Collins CE et al (2013). Improvement in erectile function following weight loss in obese men: The SHED-IT randomized controlled trial, Obesity Research and Clinical Practice, 7 (6), e450-e454.
Morgan PJ et al (2013). The SHED-IT community trial: a randomized controlled trial of Internet- and paper-based weight loss programs tailored for overweight and obese men. Annals of Behavioural Medicine, 45(2), 139-152.
Morgan PJ et al (2011). Engaging men in weight loss: Experiences of men who participated in the male only SHED-IT pilot study. Obesity Research and Clinical Practice, 5(3), e239-e248.
Collins CE et al (2011). Men participating in a weight loss intervention are able to implement key dietary messages, but not those relating to vegetables or alcohol: The Self-Help, Exercise and Diet using Internet Technology (SHED-IT) study. Public Health Nutrition. 14(1), 168-175.
Morgan PJ et al (2011). 12-month outcomes and process evaluation of the SHED-IT RCT: An internet-based weight loss program targeting men. Obesity, 19(1), 142-151.
Morgan PJ et al (2010). The SHED-IT community trial study protocol: a randomized controlled trial of weight loss programs for overweight and obese men. BMC Public Health, 10, 701.
Morgan PJ et al (2009). SHED-IT randomized controlled trial: Evaluation of an internet-based weight-loss program for men. Obesity, 17(11), 2025-2032.
Who should use Workplace POWER?
- Overweight men or women (BMI 25-42 kgm-2) aged >18 years, looking to shed a few kilo’s, with access to a mobile phone or computer with internet facilities.
To check your BMI an online BMI calculator can be found here
- Users with a higher risk of medical problems may require closer supervision and support than that provided in Workplace POWER program. If you meet any of the following criteria it is recommended you seek professional medical advice PRIOR to participating in Workplace POWER:

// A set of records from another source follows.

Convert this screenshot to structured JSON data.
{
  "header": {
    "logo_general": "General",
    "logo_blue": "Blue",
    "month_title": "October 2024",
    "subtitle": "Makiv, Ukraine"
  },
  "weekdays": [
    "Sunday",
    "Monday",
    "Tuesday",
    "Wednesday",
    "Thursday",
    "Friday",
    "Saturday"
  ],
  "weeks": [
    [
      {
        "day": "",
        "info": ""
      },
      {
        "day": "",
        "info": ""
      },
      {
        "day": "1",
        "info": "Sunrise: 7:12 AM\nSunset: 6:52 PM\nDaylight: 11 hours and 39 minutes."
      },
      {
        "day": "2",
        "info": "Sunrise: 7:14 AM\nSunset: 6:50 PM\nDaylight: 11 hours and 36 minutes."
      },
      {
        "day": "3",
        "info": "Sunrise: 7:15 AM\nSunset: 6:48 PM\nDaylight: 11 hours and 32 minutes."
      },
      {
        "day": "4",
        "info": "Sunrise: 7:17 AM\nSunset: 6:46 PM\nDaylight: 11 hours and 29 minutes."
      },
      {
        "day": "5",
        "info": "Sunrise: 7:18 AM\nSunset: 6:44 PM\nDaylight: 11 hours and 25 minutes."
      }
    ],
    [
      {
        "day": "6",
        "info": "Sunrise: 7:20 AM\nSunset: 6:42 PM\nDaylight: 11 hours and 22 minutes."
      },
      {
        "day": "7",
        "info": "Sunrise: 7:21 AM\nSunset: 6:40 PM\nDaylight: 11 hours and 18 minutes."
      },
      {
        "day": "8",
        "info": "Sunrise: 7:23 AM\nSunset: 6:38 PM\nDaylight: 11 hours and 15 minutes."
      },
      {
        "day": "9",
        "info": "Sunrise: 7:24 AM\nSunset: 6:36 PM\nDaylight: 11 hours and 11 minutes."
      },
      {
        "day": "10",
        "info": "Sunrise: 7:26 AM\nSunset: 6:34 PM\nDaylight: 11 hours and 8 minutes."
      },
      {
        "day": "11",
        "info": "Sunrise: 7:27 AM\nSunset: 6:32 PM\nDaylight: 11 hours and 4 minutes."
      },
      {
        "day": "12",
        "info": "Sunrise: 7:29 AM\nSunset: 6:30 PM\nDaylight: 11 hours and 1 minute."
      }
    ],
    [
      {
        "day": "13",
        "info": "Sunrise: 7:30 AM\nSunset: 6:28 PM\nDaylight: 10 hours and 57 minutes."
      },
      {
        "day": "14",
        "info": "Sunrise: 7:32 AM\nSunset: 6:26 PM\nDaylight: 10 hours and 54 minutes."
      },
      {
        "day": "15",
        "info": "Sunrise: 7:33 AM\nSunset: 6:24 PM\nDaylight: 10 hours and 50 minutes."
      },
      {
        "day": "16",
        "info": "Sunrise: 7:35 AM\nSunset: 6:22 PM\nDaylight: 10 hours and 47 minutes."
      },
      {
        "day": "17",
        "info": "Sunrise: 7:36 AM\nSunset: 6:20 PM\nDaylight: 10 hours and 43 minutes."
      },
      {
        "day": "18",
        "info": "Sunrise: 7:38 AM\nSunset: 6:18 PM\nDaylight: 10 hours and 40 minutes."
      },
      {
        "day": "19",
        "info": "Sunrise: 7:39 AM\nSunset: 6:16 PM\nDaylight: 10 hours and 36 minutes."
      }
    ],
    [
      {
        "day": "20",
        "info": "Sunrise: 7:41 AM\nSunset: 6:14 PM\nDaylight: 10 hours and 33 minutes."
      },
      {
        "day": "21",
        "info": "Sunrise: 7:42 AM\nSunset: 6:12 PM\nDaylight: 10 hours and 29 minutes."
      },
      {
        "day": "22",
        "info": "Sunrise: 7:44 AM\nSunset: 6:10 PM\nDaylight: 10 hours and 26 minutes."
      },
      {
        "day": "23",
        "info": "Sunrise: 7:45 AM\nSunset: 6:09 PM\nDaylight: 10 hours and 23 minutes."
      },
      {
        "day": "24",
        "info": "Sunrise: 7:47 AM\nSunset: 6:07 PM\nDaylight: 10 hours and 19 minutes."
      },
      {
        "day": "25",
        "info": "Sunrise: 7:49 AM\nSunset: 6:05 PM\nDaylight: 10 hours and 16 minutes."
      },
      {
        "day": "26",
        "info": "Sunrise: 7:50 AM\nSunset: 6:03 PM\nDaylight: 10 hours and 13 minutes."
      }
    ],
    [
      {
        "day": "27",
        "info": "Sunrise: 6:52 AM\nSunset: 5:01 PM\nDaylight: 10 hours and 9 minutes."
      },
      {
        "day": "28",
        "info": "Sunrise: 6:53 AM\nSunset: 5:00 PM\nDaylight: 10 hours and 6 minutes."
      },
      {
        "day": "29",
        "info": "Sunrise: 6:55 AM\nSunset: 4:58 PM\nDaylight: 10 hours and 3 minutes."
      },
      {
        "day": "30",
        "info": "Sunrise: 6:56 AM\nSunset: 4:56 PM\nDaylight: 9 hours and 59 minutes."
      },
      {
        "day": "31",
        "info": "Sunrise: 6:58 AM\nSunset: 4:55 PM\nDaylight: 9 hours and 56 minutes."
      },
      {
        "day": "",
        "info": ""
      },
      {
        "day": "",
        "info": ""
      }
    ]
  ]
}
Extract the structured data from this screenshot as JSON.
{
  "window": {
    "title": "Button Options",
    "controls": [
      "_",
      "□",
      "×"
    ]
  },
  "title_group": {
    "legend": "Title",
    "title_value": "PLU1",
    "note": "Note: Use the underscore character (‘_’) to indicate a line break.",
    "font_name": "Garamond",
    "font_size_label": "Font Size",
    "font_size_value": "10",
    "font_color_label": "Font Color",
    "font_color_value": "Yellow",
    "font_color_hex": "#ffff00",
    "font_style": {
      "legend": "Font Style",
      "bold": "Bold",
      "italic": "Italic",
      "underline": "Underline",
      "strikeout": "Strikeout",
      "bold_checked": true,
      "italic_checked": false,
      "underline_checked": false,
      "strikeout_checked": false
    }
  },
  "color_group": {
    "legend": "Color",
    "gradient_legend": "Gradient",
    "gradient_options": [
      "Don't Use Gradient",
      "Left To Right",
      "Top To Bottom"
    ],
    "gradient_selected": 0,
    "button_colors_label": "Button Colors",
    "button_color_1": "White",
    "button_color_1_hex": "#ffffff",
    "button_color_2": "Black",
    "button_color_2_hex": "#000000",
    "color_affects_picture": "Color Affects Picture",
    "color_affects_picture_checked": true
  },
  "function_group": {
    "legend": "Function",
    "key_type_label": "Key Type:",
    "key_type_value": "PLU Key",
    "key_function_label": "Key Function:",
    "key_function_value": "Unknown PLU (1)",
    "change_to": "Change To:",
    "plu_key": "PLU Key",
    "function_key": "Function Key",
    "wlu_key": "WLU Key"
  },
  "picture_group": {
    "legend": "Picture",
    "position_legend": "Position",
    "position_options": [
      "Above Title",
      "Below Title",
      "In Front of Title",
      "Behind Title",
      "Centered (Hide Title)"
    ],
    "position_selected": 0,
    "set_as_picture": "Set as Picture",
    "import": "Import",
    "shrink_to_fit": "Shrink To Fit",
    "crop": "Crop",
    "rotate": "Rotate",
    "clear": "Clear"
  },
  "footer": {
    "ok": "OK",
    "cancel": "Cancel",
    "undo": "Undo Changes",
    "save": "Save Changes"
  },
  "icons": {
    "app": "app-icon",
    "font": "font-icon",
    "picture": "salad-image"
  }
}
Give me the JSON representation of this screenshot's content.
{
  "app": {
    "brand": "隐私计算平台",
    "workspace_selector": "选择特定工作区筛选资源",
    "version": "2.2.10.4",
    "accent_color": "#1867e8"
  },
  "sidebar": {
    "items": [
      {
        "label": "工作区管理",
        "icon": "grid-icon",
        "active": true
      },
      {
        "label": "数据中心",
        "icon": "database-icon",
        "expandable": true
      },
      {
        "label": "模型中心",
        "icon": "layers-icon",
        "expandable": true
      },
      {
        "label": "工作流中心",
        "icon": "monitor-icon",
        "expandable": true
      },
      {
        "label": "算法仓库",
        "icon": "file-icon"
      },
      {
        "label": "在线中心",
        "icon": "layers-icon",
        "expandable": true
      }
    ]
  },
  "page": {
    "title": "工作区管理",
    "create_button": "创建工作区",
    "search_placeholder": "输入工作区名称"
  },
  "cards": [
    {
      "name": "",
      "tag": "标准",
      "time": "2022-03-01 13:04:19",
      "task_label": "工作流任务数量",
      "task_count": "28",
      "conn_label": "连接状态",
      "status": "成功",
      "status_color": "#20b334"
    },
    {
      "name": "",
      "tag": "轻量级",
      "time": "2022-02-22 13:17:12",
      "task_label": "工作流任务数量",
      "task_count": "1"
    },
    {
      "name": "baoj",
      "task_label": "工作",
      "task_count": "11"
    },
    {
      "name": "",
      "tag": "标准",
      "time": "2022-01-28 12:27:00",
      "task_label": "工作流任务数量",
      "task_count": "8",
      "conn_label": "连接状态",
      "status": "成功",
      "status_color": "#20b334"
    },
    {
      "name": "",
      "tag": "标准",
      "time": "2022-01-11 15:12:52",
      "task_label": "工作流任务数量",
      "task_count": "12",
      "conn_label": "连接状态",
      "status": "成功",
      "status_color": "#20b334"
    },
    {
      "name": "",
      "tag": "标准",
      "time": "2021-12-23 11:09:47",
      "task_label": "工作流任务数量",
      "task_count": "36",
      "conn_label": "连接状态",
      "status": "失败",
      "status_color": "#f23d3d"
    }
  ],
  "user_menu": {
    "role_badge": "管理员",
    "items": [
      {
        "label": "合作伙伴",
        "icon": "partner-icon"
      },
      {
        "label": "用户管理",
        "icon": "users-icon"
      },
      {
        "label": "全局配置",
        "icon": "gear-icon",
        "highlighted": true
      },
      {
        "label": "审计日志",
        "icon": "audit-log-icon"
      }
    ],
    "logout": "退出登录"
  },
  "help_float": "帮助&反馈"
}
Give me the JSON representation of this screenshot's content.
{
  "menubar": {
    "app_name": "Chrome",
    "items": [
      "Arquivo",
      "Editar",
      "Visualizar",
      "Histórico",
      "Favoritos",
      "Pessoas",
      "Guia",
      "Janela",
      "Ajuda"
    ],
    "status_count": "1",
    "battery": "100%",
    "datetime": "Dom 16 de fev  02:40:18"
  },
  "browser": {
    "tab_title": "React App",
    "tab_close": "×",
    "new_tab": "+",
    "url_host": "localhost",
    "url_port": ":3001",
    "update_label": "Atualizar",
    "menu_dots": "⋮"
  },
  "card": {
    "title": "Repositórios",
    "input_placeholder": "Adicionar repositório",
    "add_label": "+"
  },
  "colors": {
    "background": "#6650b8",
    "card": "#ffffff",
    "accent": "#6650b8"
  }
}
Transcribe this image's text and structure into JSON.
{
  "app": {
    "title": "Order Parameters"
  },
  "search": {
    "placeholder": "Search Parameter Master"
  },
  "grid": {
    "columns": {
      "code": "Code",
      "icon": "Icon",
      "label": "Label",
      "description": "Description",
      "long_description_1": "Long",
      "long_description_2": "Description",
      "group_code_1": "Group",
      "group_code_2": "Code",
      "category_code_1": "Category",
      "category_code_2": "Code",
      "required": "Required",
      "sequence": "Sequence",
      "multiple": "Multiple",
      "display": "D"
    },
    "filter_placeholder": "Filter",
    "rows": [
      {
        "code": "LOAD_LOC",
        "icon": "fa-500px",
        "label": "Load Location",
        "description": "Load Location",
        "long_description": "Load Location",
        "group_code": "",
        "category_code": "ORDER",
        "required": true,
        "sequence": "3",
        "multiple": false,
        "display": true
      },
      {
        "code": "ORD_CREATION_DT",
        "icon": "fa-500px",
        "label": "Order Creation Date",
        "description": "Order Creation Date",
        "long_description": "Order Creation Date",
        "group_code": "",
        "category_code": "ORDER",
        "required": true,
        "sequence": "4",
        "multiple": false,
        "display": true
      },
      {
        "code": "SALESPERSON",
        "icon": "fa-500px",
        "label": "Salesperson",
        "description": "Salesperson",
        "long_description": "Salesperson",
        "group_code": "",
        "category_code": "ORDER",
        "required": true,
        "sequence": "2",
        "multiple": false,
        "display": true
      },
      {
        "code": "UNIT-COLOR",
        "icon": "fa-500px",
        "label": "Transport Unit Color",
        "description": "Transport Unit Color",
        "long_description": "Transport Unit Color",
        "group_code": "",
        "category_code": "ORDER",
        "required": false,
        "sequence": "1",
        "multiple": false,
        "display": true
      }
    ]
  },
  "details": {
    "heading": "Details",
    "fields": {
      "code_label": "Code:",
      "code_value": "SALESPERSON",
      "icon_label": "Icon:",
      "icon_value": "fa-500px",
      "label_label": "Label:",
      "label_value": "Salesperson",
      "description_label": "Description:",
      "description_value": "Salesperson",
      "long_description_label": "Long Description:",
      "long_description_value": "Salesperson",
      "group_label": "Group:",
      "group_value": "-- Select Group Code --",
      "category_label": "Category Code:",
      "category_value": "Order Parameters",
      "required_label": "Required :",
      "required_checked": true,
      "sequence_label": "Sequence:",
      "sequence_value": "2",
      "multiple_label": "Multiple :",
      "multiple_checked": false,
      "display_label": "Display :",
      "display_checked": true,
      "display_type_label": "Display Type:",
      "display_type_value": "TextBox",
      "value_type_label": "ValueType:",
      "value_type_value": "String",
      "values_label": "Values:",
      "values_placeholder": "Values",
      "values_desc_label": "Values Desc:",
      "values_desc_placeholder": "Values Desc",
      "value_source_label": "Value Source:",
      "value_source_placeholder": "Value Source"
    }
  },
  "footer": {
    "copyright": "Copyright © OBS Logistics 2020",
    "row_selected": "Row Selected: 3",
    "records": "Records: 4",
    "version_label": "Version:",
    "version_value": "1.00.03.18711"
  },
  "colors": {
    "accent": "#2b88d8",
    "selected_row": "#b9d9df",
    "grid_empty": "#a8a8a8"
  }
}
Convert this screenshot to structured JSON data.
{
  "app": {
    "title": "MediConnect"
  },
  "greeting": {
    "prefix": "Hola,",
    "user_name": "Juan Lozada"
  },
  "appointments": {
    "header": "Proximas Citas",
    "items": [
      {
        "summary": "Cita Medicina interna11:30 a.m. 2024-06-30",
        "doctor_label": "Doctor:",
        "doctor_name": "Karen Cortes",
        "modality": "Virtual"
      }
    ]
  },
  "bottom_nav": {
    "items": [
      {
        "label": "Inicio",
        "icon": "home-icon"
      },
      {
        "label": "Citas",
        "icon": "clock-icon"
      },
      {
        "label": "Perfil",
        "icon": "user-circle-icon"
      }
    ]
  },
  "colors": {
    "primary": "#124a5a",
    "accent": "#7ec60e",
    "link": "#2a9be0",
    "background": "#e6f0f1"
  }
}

- Age> 65 years
BMI < 20 or >42 kgm-2
Medical conditions including, suffering from cancer, liver disease (e.g. cirrhosis), kidney or gastrointestinal disease (e.g. Crohn’s disease), renal failure, coeliac disease and malabsorption diseases, epilepsy, gall bladder disorder or stones, gout, thyroid disease (overactive), angina, chest pain (undiagnosed) or severe shortness of breath, cardiac arrhythmia, heart disease or high blood cholesterol, heart attack, high blood pressure uncontrolled by medication
Type 1 or 2 diabetes
Taking medications that contain mono-amine oxidase inhibitors, lithium, anticoagulants (e.g. Warfarin), steroids, or medicated for arthritis
Undergone major surgery less than 3 months ago
Previous coronary bypass surgery
If you are following a medically prescribed diet for a health problem
Pregnant or breast feeding
Physical limitations that may reduce exercising capacity including musculoskeletal, joint or arthritic conditions Eating disorders, food allergies and/or sensitivities
Can women use Workplace POWER?
The information delivered in Workplace POWER is just as relevant for women as men and many men participating in our previous Workplace POWER programs have used the program with their wives/partners as a great way of motivating each other and losing weight together.
If you are a woman seeking to purchase Workplace POWER, you will simply require our small addition to the program resources which provides weight loss calculations specific to women.
Additionally, women who are pregnant or breast feeding should seek professional medical advice prior to using Workplace POWER.